I really have been into participating in the Virginia Breeding Atlas. My efforts led to an article being published on eBird.com about my efforts as a “super volunteer.” In fact, checking the atlas stats, I found that I have covered more territory for the project than any other person (presently I have surveyed in 576 geographic blocks throughout the state). With about 1,000 participants in the project, I feel proud to have contributed this level of effort!
As breeding season wound down, I looked forward to fall migration and the change in seasons which would again bring the White-throated Sparrows my way. What I didn’t know would happen was that we would experience an irruptive season with rare birders heading our way from Canada in search of food (one reason for irruptive migrations is when birds cannot find their enough food in their normal wintering habitats). Red-breasted Nuthatches and Purple Finches soon were being observed in Virginia and I was happy to find more of these two species than ever before. 2018 was ending on a great note!
October 6 was the official Big Day via eBird. I participated from the Delaware shore. I expected to find more birders out and about and was surprised to see none! I spent hours at Cape Henlopen State Park and Prime Hook National Wildlife Refuge. Cape Henlopen is right across from Cape May, NJ where there were certainly a lot of birders out doing the Big Day. So, it was interesting to see what they saw versus what I saw. I wrote about my Big Day on my blog.
On my way to Delaware I saw this Wild Turkey and Sitka Deer:

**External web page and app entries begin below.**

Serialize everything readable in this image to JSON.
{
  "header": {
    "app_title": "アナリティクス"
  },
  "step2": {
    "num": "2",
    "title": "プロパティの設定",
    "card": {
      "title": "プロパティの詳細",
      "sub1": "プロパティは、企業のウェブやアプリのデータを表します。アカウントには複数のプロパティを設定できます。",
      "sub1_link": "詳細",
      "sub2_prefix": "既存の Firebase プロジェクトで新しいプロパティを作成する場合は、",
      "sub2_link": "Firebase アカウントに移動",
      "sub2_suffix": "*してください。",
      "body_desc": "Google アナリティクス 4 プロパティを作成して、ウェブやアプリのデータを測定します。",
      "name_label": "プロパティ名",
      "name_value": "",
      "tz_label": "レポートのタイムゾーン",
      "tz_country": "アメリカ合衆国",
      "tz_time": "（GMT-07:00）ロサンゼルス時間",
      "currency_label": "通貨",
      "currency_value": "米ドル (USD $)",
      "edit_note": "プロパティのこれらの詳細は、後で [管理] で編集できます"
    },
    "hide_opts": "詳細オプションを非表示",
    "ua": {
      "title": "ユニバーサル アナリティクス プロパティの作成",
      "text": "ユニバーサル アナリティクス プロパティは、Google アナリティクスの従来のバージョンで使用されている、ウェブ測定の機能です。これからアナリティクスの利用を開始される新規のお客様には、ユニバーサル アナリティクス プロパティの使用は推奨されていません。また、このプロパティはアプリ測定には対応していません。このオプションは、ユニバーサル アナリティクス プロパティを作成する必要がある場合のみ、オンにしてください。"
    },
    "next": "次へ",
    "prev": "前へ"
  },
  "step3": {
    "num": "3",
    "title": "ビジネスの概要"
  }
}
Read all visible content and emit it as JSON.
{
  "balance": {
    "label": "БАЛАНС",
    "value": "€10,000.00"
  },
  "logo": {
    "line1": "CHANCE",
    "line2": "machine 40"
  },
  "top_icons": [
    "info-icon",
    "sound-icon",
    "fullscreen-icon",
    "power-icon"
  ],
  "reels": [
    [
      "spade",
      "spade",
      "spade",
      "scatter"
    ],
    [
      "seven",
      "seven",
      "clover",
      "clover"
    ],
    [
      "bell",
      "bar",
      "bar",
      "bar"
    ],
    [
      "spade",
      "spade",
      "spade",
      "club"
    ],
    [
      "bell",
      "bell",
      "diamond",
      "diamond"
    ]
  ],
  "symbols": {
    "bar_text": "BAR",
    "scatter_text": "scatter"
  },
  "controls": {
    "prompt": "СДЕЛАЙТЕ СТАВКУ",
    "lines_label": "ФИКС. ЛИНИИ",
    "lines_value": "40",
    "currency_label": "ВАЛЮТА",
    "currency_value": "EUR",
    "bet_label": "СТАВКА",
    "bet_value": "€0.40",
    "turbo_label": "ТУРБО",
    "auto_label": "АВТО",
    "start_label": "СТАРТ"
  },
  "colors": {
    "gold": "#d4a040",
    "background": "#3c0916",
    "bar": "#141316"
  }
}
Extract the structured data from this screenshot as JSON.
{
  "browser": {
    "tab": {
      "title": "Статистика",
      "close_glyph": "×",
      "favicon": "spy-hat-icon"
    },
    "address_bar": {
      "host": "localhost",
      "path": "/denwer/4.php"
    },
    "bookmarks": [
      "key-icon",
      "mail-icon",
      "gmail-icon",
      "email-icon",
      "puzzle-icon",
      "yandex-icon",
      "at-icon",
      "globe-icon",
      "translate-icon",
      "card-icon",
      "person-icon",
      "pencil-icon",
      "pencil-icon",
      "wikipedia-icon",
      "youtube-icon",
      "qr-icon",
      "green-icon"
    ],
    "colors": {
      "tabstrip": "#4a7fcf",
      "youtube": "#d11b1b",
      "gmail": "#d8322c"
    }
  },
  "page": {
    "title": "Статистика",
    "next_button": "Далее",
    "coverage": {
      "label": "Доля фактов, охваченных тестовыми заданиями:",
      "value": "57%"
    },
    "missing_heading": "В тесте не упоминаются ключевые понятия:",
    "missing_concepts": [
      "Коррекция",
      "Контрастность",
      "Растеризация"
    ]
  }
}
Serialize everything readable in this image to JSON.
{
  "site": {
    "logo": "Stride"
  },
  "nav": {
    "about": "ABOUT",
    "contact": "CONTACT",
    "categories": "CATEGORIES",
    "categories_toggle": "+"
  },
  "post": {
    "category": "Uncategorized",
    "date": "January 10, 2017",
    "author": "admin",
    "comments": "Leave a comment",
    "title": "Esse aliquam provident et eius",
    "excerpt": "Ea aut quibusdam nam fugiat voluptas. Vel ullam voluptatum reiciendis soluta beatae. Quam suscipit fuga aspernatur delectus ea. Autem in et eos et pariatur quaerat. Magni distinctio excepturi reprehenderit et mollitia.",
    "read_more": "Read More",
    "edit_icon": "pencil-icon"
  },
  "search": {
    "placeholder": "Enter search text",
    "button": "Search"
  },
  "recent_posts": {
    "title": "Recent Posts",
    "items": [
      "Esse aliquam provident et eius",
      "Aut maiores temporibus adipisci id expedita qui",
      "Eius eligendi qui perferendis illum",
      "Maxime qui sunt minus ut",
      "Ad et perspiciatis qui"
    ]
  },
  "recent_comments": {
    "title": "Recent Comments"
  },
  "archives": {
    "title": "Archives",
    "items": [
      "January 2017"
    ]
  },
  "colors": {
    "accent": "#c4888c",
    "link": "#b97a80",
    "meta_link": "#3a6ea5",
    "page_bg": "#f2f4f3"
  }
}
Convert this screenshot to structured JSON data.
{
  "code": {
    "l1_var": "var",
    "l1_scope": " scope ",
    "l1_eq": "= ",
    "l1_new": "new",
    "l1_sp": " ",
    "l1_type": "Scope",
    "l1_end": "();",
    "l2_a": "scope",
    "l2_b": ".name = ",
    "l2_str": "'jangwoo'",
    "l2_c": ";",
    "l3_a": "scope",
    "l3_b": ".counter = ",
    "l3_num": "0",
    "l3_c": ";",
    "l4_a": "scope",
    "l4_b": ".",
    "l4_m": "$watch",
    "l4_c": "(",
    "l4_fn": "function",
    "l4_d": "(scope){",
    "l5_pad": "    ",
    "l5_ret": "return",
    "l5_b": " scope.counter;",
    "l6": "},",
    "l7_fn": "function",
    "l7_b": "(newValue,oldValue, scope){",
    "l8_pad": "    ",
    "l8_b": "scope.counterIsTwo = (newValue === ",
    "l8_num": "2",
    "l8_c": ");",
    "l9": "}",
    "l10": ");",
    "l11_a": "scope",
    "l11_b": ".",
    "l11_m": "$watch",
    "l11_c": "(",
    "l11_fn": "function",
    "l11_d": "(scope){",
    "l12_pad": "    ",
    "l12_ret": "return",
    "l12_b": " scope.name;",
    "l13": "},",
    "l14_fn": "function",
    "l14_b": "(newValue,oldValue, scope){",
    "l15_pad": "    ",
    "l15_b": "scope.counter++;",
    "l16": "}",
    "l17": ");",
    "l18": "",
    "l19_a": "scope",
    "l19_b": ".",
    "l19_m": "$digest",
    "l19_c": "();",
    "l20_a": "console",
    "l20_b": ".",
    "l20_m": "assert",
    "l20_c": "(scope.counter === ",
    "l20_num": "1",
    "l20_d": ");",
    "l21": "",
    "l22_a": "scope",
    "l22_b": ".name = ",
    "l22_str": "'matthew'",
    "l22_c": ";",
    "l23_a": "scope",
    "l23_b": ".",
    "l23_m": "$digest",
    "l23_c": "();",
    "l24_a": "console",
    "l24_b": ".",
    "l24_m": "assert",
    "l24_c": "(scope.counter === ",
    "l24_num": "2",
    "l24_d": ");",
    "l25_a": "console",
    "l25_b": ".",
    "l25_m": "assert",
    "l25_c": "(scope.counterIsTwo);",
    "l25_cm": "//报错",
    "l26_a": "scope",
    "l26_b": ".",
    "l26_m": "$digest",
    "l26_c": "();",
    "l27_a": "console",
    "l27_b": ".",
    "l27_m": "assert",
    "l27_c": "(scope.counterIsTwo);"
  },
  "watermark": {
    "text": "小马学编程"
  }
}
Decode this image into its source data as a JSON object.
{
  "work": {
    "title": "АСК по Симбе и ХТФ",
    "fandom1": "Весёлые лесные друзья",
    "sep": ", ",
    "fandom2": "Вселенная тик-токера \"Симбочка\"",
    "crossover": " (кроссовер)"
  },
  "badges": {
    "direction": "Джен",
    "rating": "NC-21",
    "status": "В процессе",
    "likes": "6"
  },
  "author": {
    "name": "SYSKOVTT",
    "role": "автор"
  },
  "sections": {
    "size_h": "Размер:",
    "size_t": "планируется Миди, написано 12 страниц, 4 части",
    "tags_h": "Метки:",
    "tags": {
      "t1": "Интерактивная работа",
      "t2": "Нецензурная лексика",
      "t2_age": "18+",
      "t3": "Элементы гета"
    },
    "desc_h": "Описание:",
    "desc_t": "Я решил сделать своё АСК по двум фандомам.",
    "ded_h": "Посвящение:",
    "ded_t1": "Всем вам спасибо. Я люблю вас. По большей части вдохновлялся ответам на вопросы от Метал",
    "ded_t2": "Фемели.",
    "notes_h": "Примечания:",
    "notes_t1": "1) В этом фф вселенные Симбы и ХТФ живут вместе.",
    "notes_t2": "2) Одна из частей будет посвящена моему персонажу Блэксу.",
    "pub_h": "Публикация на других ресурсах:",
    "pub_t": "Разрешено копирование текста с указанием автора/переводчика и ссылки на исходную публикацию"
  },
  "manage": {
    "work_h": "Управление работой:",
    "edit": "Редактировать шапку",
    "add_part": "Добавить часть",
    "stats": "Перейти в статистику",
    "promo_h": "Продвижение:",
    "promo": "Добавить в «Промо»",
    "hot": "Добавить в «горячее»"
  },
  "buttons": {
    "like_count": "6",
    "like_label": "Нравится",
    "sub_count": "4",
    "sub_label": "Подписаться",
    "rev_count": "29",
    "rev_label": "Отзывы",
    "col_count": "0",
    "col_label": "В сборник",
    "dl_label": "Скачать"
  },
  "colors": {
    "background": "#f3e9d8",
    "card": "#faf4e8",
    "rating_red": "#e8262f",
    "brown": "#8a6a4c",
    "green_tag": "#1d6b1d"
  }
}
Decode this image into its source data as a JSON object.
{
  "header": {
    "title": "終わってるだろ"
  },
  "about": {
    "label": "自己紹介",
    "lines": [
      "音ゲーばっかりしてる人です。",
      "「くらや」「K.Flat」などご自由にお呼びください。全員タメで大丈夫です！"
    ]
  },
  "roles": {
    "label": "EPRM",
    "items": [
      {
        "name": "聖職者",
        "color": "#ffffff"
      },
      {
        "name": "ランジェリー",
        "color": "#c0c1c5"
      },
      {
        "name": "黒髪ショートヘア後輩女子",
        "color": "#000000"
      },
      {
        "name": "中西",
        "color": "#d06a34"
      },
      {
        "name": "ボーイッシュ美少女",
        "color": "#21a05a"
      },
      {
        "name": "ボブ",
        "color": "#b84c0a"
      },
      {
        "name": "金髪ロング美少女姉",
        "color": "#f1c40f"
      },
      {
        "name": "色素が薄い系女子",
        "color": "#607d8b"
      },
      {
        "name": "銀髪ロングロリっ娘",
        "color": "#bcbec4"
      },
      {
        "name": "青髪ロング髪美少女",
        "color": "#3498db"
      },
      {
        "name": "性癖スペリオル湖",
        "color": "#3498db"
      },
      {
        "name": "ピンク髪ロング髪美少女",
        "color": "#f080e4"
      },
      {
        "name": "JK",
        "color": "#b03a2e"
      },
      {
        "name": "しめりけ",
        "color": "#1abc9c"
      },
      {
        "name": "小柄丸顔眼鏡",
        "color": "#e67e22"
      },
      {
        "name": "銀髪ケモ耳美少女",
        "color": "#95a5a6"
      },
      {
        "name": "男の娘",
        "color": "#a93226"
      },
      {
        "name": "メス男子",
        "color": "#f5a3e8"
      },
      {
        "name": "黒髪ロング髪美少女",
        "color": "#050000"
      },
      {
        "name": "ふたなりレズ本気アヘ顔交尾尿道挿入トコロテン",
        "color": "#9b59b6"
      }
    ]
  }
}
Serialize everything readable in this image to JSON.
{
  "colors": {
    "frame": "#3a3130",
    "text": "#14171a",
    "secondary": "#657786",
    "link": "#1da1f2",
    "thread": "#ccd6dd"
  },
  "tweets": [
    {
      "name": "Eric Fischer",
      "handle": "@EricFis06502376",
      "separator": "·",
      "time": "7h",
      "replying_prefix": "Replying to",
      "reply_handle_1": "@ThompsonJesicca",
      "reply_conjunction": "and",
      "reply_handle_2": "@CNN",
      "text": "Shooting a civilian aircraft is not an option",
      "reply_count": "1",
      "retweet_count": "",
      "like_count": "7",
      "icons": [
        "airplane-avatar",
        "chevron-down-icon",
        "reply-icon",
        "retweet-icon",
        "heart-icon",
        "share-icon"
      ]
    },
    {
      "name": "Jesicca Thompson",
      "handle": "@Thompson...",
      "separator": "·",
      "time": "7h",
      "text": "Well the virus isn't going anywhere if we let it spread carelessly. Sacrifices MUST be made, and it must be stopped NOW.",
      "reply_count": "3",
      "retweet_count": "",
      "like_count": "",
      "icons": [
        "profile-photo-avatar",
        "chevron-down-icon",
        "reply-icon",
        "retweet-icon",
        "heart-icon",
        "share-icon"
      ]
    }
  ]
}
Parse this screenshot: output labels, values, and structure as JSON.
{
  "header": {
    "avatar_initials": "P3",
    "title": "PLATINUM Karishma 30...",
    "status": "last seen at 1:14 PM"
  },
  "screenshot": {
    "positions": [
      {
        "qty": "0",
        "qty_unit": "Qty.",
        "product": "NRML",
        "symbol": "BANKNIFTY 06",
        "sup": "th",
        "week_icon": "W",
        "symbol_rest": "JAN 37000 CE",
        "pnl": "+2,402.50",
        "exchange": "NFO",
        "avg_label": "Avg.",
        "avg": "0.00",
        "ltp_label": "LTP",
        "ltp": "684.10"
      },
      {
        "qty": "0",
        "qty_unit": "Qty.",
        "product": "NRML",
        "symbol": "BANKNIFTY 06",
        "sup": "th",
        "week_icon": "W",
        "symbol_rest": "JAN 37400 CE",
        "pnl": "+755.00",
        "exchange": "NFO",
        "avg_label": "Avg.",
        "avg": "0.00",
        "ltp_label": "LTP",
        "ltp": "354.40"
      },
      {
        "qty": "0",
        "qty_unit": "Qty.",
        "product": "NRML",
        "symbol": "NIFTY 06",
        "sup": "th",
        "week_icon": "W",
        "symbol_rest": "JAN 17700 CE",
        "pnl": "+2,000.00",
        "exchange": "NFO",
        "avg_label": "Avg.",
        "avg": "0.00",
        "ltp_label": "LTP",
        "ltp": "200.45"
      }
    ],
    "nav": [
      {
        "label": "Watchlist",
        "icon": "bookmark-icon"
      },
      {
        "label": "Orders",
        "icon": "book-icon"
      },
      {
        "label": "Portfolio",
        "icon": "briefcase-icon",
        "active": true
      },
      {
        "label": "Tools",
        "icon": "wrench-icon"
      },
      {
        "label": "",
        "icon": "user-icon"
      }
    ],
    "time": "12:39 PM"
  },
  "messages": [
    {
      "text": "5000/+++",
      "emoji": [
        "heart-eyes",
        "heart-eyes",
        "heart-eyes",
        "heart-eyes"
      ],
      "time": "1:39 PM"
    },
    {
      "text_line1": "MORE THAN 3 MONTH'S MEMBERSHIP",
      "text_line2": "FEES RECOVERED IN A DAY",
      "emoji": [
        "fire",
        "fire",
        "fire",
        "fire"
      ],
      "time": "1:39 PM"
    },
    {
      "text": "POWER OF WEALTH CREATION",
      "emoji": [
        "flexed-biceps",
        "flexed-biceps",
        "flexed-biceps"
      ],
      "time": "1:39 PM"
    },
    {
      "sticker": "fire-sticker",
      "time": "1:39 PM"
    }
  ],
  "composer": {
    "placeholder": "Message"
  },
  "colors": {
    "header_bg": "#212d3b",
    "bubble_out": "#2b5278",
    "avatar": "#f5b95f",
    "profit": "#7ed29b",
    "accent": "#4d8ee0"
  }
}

In October, I also found a mega rarity for Culpeper County while on my way with a non-birder to lunch. Driving down the road, I saw an egret swoop down and land in an apartment complex lot. It turned out to be a Cattle Egret! I later learned that the last time one was reported in the county was around 15 years ago. The sighting was monumental for me in that it was a new bird for me for my Virginia bird list and quite rare to be seen at all in these parts.
I carry my camera and binoculars every where and almost every day. But of course, on the day the Cattle Egret appeared, I left them behind so that I could be a “normal person” for a while. The egret put me back into “birder” frame of mind quickly, as I worked to convince my companion of the importance that we swing back around to observe it!
Once we relocated the egret, I tried my best to get some photos and video with my smartphone while kicking myself for not having my real equipment with me. I did get to watch the egret wander around and land on top of a car. It finally flew off, not knowing that it had made my day very special. Meanwhile, I hoped it would get to wherever it was going safely.
On another occasion, I stopped at Yowell Meadow Park to have lunch when I was surprised by an Osprey that landed in the tree above my car in the parking lot. It was taking a break from fishing the flooded field in the park. We have had so much rain this year that it is altering habitats. I blogged about the Osprey. I also blogged about another birding outing where I discovered stranded baby fish that had moved out of the streams into the flooded fields.
As winter continues, I am hoping the irruptive season brings me a few other firsts. I sure would like to see Evening Grosbeaks in Virginia. I also keep my fingers crossed that I may be lucky enough to see a Snowy Owl or Snow Buntings!